My daughter, almost 7 years old, recently had a lot of blood work done, her Dr is out of the office, but another Dr in the practice said everything looked normal. I'm waiting for her Dr to come back and see what she thinks. I'm concerned because there is one abnormal result and I can't find info to tell me if just that one test being abnormal means anything. The reason for the blood work is mainly because of her poor growth, though she does have some other symptoms. IgA 133 mg/dl Reference range 33-200 CRP <2.9 same as reference range Gliadin Deamidated Peptide IgA .4 Reference range <=14.9 Gliadin deamidated peptide IgG 33.9 Reference range <=14.9 TTG IgA .5 Reference range <=14.9 TTG IgG <.8 Reference range <=14.9

Just watch out. I just went to the expo in Schaumburg, IL, and ended up getting glutened. I realized afterward that I ate all these samples thinking they were gluten free, and they weren't. One company was advertising some sugar, and had made some cake, but then I realized.... How do I know if this contains any other ingredients that might have gluten? Did they make it with a blender or utensils that had gluten contamination? Makes me realize the only safe things would be packaged giveaways with gluten free labeling. My fault for not thinking things through. It was just too exciting thinking i could try it all and enjoy without worry.

No fasting required for a celiac blood test unless they were checking your blood glucose levels during the same blood draw.

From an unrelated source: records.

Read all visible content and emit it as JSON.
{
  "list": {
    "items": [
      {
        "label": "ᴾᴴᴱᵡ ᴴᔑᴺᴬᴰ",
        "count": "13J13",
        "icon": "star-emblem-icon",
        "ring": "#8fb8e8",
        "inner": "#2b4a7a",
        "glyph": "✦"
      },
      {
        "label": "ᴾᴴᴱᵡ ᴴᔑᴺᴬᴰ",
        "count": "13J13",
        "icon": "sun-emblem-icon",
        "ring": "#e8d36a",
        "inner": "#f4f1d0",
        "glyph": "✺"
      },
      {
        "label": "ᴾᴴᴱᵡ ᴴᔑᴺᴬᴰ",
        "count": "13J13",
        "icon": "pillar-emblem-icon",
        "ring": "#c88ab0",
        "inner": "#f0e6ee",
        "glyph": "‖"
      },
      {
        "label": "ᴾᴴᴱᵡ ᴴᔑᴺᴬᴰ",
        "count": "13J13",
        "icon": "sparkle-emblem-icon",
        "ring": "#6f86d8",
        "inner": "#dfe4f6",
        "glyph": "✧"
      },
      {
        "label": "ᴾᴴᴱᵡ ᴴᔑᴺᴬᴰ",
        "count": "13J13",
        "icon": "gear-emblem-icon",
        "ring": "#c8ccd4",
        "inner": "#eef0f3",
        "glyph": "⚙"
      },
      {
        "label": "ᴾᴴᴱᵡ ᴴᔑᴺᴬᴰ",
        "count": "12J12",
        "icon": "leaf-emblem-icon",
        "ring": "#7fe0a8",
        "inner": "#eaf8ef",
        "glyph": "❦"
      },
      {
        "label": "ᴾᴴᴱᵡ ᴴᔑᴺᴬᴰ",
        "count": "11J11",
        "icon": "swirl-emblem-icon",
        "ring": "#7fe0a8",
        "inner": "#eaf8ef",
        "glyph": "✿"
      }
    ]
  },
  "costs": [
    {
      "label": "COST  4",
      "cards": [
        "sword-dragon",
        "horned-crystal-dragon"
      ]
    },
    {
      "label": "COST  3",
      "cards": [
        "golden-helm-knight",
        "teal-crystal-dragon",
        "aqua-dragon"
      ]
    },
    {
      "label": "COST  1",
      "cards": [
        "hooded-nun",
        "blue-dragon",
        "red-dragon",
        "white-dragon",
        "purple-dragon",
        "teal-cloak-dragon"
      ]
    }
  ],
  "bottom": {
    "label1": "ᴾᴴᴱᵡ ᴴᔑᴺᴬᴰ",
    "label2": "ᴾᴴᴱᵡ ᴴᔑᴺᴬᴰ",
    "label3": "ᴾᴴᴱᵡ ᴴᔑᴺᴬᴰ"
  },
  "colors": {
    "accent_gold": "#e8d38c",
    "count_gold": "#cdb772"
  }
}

I wish! I got the flu this winter as well as a couple of colds. I do have 3 lids, the youngest in preschool, so there's always a lot of germs around. Lol